GIVEN RECORDS below:
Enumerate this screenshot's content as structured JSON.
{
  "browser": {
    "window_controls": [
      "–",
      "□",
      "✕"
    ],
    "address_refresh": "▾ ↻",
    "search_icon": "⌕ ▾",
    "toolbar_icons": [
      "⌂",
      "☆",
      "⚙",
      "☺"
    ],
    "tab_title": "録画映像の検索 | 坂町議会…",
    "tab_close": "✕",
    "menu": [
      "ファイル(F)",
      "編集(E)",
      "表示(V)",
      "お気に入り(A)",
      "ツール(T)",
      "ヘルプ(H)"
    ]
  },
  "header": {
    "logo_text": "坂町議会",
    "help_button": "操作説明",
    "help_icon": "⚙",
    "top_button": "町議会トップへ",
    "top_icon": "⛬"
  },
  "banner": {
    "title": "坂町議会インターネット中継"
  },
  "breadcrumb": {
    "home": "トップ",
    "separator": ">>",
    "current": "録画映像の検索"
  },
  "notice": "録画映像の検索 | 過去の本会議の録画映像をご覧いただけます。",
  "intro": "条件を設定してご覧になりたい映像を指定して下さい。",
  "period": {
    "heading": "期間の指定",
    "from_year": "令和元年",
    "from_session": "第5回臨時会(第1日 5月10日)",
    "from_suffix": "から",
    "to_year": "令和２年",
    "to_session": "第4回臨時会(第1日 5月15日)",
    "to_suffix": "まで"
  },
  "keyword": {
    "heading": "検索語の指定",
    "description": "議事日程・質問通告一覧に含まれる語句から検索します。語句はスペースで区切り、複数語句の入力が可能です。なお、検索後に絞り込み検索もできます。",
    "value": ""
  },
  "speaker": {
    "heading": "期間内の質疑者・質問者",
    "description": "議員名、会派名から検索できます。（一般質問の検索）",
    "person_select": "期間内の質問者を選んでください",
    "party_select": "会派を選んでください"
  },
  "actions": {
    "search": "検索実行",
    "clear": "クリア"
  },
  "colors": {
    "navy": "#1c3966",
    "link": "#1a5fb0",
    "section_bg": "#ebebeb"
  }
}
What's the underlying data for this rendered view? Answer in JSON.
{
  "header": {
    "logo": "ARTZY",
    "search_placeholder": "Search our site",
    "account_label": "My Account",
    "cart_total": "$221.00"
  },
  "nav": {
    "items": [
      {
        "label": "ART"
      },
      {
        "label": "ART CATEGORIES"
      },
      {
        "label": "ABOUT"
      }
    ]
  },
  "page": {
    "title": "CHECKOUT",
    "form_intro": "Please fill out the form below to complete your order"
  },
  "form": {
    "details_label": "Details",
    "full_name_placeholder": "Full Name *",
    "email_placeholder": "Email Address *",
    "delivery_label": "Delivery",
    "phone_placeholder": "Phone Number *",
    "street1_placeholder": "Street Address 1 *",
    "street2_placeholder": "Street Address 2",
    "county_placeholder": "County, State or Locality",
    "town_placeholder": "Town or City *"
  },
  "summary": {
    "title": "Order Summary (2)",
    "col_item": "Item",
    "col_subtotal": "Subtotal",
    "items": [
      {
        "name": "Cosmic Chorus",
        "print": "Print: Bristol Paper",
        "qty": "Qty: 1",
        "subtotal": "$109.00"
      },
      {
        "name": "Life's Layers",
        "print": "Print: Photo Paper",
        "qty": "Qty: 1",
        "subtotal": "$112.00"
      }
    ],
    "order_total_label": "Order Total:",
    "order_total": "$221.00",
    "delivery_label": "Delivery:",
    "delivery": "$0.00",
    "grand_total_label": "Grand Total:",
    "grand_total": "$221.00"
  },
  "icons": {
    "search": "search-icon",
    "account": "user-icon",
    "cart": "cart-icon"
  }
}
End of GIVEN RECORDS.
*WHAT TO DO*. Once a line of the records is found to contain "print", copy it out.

*THE ANSWER*.
        "print": "Print: Bristol Paper",
        "print": "Print: Photo Paper",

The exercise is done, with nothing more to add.